-- PROBLEM REQUIREMENTS --
Some lines in the entries contain the word "acertadas". Copy all of them.

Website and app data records
· · · · · · ·
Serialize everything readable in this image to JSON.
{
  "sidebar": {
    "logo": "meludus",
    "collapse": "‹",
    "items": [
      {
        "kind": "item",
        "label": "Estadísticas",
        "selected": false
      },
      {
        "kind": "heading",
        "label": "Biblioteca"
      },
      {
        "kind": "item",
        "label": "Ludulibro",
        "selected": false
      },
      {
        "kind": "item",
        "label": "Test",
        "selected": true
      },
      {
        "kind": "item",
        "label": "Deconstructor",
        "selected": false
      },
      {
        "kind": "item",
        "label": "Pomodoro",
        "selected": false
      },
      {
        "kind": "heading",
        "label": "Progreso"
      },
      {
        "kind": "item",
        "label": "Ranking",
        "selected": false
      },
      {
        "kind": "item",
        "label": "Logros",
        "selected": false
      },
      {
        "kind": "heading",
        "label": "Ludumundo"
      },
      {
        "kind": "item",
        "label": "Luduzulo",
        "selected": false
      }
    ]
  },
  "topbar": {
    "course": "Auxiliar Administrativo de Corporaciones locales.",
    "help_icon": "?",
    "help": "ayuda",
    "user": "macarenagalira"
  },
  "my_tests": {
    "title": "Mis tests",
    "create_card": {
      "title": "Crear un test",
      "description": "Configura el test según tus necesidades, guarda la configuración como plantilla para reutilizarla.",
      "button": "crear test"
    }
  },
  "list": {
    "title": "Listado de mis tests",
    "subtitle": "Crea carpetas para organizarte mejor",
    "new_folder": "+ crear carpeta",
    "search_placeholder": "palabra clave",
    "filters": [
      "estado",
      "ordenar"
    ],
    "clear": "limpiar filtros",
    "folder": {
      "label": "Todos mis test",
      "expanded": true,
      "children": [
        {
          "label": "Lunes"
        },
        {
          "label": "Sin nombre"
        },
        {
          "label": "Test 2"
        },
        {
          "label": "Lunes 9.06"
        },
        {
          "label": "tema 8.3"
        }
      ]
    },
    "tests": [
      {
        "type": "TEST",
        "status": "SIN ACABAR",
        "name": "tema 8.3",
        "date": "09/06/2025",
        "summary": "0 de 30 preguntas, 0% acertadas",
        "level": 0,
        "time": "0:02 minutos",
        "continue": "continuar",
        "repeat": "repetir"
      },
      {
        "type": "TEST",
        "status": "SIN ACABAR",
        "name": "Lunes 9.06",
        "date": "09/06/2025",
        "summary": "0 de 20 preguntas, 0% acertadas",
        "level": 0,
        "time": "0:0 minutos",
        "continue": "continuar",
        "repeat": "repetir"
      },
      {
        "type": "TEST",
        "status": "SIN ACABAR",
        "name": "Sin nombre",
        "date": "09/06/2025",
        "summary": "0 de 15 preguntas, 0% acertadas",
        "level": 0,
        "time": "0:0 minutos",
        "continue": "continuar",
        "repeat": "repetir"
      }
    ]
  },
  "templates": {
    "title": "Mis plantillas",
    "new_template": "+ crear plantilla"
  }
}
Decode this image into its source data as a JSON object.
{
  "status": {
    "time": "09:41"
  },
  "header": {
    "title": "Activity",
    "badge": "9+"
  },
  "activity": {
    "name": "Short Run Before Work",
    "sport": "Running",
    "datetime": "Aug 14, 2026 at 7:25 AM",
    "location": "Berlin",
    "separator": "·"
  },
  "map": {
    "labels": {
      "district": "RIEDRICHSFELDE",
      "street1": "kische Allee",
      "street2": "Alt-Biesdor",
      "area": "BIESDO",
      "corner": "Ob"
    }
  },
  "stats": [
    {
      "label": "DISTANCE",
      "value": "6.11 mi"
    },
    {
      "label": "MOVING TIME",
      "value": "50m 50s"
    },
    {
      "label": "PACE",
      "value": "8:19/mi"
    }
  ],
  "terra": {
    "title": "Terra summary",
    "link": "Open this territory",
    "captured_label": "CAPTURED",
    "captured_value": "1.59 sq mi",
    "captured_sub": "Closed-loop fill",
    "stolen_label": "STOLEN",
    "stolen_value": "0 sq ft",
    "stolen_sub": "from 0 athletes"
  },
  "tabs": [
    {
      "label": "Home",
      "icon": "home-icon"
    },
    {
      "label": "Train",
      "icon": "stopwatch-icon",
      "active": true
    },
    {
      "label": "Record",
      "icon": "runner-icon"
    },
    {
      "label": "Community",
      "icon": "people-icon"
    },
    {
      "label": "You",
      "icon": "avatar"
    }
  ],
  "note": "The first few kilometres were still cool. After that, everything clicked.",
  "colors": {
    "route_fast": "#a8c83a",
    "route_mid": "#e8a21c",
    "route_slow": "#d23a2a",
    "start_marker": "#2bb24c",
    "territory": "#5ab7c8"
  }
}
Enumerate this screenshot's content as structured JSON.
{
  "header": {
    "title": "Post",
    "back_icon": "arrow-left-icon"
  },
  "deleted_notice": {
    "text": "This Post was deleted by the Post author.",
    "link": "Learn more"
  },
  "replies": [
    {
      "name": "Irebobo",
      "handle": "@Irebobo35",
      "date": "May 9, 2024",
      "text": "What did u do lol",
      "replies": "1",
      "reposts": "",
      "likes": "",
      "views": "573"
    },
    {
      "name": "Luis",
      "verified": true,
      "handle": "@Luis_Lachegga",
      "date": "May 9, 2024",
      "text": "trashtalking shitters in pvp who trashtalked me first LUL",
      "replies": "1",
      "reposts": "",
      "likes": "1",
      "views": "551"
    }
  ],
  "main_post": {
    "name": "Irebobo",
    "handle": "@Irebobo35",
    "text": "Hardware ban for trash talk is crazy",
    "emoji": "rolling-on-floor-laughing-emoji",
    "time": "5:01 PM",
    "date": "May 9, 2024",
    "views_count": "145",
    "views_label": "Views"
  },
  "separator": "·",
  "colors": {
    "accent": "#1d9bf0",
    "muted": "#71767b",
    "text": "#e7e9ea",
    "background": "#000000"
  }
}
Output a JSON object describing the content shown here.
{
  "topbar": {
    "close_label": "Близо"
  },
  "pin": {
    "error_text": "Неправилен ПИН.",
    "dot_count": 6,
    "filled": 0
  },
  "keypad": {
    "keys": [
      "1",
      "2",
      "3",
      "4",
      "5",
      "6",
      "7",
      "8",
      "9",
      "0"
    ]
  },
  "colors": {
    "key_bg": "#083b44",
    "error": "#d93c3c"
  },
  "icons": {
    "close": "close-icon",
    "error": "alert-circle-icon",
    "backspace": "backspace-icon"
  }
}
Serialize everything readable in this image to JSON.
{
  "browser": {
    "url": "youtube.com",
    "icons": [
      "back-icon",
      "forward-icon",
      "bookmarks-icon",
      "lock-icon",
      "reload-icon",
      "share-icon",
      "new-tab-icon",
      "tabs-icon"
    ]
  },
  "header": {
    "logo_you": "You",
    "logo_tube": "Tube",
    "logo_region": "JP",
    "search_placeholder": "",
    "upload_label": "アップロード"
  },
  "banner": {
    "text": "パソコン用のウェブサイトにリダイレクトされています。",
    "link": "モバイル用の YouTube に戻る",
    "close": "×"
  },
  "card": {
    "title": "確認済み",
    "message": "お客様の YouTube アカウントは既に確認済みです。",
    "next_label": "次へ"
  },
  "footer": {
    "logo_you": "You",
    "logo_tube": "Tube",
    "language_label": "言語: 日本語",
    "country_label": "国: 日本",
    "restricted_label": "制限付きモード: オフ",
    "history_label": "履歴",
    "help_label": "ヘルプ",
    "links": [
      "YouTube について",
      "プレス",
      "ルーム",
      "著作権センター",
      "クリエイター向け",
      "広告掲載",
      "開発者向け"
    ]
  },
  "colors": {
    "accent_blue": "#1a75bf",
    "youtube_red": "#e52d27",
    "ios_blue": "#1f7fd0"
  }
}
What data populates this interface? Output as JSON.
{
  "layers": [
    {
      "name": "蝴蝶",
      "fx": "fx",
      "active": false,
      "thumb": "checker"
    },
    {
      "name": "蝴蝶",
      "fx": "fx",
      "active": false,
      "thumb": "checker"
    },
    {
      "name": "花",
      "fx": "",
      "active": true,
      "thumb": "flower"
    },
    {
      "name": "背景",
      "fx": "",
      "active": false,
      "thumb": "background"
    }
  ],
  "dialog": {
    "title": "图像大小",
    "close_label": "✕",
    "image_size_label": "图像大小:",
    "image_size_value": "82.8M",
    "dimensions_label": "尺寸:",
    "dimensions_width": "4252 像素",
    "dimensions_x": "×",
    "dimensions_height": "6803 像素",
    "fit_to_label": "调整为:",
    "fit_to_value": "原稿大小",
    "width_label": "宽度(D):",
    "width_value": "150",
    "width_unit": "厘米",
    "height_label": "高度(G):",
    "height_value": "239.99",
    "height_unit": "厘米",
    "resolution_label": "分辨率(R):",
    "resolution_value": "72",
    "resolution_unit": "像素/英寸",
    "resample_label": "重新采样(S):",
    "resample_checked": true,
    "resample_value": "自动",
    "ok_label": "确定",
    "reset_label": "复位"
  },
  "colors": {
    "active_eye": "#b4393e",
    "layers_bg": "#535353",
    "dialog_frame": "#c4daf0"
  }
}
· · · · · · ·
-- SOLUTION FOR THIS PROBLEM --
        "summary": "0 de 30 preguntas, 0% acertadas",
        "summary": "0 de 20 preguntas, 0% acertadas",
        "summary": "0 de 15 preguntas, 0% acertadas",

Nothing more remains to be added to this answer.